**Exercise instructions**
Select and copy out every line in the records containing "People".

Segment Start: Provided material

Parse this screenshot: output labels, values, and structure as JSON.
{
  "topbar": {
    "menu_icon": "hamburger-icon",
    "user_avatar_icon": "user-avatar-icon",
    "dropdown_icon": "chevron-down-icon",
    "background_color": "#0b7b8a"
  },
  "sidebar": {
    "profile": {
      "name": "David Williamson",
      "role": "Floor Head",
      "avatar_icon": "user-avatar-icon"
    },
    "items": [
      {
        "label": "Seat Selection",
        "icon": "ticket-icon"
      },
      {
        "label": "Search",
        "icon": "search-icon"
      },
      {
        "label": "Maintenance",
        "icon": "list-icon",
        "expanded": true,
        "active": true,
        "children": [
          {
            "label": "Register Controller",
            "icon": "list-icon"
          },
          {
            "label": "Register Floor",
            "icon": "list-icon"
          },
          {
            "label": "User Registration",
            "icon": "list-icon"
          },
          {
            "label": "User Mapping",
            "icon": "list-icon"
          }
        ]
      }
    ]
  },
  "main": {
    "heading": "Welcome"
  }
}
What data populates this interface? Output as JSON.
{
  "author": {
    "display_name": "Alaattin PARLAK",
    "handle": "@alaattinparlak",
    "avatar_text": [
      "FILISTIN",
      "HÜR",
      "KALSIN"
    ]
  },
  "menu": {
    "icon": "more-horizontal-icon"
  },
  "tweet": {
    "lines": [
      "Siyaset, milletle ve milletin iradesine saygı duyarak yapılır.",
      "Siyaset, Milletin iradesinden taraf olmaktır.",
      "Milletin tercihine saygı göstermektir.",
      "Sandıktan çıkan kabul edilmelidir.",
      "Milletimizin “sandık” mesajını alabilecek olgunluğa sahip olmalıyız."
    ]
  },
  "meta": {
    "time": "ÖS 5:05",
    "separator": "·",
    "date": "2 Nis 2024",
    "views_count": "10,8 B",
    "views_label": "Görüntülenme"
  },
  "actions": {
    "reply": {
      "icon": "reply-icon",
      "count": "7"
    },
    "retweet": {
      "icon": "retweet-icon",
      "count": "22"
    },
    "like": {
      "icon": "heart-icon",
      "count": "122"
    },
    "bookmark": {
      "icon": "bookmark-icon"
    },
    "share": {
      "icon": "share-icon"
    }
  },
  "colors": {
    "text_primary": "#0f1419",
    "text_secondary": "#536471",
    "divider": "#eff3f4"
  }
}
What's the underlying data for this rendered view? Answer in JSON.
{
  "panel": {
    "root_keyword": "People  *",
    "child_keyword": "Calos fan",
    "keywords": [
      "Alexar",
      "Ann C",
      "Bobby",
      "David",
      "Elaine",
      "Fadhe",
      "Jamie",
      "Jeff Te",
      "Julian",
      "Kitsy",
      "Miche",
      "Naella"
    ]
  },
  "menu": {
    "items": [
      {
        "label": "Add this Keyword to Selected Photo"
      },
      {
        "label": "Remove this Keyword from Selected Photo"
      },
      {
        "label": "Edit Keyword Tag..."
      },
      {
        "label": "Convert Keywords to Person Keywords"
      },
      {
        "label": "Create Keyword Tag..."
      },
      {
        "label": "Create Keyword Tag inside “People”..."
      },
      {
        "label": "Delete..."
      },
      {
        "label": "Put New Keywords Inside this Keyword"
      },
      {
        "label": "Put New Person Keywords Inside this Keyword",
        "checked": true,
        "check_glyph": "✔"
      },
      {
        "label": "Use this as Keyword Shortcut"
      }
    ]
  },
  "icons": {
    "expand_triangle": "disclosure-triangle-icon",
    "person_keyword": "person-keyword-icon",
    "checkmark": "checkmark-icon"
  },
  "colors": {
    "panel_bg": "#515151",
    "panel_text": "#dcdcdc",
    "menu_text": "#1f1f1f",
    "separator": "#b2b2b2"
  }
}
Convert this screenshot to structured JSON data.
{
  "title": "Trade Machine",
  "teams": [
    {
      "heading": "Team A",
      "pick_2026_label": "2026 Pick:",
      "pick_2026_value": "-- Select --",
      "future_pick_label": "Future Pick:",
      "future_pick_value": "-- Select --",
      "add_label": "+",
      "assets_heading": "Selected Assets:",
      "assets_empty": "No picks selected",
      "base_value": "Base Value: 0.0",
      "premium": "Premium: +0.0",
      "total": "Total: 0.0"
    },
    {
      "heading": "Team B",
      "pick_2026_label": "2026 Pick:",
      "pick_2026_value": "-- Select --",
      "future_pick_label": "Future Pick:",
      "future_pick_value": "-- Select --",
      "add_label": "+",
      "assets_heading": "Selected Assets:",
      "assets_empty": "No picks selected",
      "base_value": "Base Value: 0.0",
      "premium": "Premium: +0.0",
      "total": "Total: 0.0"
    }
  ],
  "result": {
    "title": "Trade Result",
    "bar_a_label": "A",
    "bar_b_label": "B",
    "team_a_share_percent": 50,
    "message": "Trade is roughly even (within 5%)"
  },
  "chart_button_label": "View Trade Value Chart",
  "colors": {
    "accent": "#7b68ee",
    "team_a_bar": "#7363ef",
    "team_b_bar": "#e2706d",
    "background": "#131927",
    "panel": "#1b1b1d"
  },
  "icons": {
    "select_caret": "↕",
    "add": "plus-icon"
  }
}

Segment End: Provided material

**Result below**
    "root_keyword": "People  *",
        "label": "Create Keyword Tag inside “People”..."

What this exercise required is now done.